It’s good that the New York Fed releases its quarterly report on debt in the US before most college acceptance and financial aid award letters go out. Why? Because it gives us a chance to look at what is going on in the world of student loan debt and help our students avoid joining the lost world of young adults with excessive debt.
You can rebalance your 529 plan account twice a year. Just because you can, should you? If you’re in an age-based investment option, you don’t need to rebalance to maintain the correct asset allocation. That’s what an age-based strategy does for you. Those who select their own funds should rebalance, especially since your allocation has probably become Continue reading Rebalancing 529 Accounts
The PATH Act that went into effect in 2015 includes several changes pertinent to 529 plans. The big ones:
- Computers, peripherals and Internet access are now qualified expenses. So add any money spent on those to what’s on your 1098-t.
- People with multiple 529 accounts no longer need to aggregate them to determine how much is taxable earnings in the event of an excess withdrawal. Instead a single account can be used for that, as long as funds were withdrawn from that account.
- In the event you receive a refund from a college– for example, you withdraw from a class– you can now redeposit that refund in the 529 account within 60 days for no penalty.
Tax time is upon us and with it, questions about form 1098-t. This is the form colleges use to report qualified expenses. The 1098-t is sent to any student who (or on whose behalf were) paid qualified education expenses.
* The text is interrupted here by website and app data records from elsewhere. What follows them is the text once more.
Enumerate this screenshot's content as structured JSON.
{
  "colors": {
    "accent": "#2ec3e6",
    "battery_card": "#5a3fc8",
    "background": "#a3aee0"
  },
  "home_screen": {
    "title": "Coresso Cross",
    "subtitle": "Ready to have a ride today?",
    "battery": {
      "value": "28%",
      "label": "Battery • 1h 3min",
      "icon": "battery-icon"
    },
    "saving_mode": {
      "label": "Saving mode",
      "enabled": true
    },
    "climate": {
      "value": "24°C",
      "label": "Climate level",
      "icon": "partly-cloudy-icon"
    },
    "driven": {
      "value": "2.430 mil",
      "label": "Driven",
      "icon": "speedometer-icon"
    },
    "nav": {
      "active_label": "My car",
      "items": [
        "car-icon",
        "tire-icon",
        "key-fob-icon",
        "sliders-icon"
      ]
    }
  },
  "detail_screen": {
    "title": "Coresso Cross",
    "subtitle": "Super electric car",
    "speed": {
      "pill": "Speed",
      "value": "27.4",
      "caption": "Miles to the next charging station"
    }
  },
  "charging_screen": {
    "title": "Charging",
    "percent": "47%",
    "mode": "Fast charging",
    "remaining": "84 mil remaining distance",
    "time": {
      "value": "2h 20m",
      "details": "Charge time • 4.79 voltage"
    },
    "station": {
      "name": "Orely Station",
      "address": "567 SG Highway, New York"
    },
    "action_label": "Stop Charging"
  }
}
Colleges can report expenses two ways: If the expense is reported in box 1, the college is Continue reading Form 1098-t and the Academic Period